Published online by Cambridge University Press: 09 June 2021
“Food, Society and Human Capabilities” examines the way in which the food crisis limits human capabilities on a societal level. It explores this relationship through the philosophy of food, the nature of the global food system and related food crisis, and the sociology of food and nutrition. National policy is difficult and slow to change. Nations in Africa are challenged with a heterogeneity of ethnicity, religion, and class, which cause conflict when combined with inequality. It is tempting for nations to focus on export crops to make more money immediately. But dependency on exports leaves an economy vulnerable to global fluctuations, which has grave consequences. In Africa, poverty leaves individuals unable to purchase imported food, and all the local food has been exported for profit.
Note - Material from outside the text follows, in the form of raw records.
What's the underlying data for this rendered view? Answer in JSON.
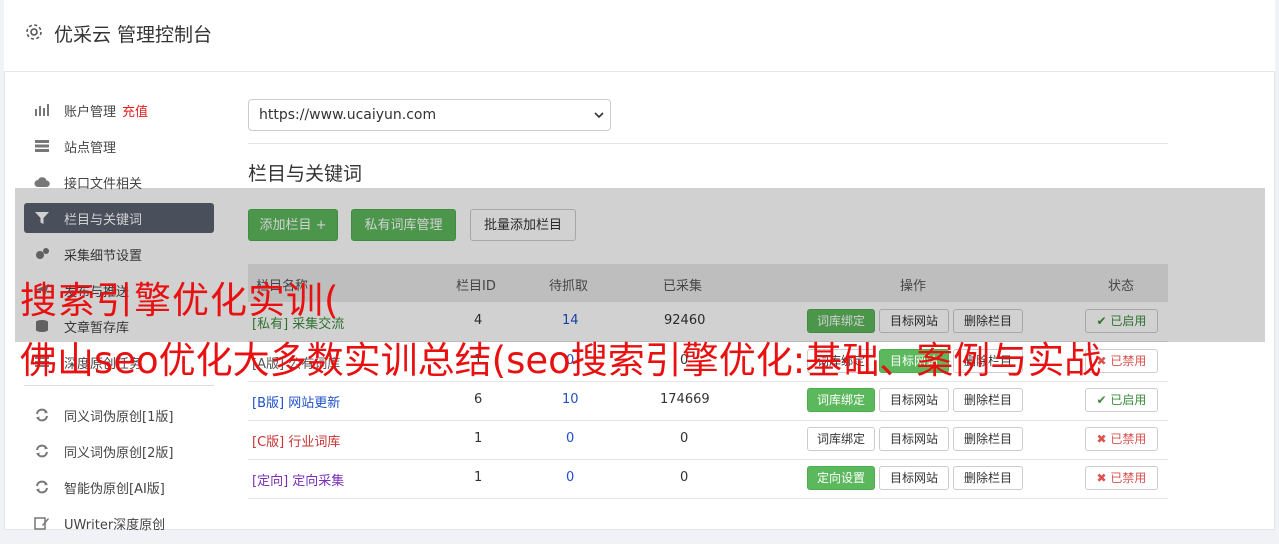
{
  "header": {
    "title": "优采云 管理控制台"
  },
  "sidebar": {
    "items": [
      {
        "label": "账户管理",
        "extra": "充值"
      },
      {
        "label": "站点管理"
      },
      {
        "label": "接口文件相关"
      },
      {
        "label": "栏目与关键词"
      },
      {
        "label": "采集细节设置"
      },
      {
        "label": "发布与推送"
      },
      {
        "label": "文章暂存库"
      },
      {
        "label": "深度原创任务"
      }
    ],
    "tools": [
      {
        "label": "同义词伪原创[1版]"
      },
      {
        "label": "同义词伪原创[2版]"
      },
      {
        "label": "智能伪原创[AI版]"
      },
      {
        "label": "UWriter深度原创"
      }
    ]
  },
  "site_select": {
    "value": "https://www.ucaiyun.com"
  },
  "section": {
    "title": "栏目与关键词"
  },
  "toolbar": {
    "add_column": "添加栏目 +",
    "private_lib": "私有词库管理",
    "batch_add": "批量添加栏目"
  },
  "table": {
    "headers": {
      "name": "栏目名称",
      "id": "栏目ID",
      "pending": "待抓取",
      "collected": "已采集",
      "actions": "操作",
      "status": "状态"
    },
    "rows": [
      {
        "tag": "[私有]",
        "name": "采集交流",
        "id": "4",
        "pending": "14",
        "collected": "92460",
        "bind": "词库绑定",
        "target": "目标网站",
        "delete": "删除栏目",
        "status": "已启用"
      },
      {
        "tag": "[A版]",
        "name": "公有词库",
        "id": "1",
        "pending": "0",
        "collected": "0",
        "bind": "词库绑定",
        "target": "目标网站",
        "delete": "删除栏目",
        "status": "已禁用"
      },
      {
        "tag": "[B版]",
        "name": "网站更新",
        "id": "6",
        "pending": "10",
        "collected": "174669",
        "bind": "词库绑定",
        "target": "目标网站",
        "delete": "删除栏目",
        "status": "已启用"
      },
      {
        "tag": "[C版]",
        "name": "行业词库",
        "id": "1",
        "pending": "0",
        "collected": "0",
        "bind": "词库绑定",
        "target": "目标网站",
        "delete": "删除栏目",
        "status": "已禁用"
      },
      {
        "tag": "[定向]",
        "name": "定向采集",
        "id": "1",
        "pending": "0",
        "collected": "0",
        "bind": "定向设置",
        "target": "目标网站",
        "delete": "删除栏目",
        "status": "已禁用"
      }
    ]
  },
  "watermark": {
    "line1": "搜索引擎优化实训(",
    "line2": "佛山seo优化大多数实训总结(seo搜索引擎优化:基础、案例与实战"
  },
  "colors": {
    "accent_green": "#5cb85c",
    "sidebar_active": "#5a6170",
    "watermark": "#e81010"
  }
}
Food is vital to human life, and it has significant cultural value. Throughout history, eating has been a major source of community and social interactions. Many religions center their rituals around harvests and times that celebrate the continuation of life. Food’s importance and the religious, spiritual conversations around it have been with us since the Stone Age. However, this study offers a layered model for understanding the nature of food crisis as well as a few possible interventions.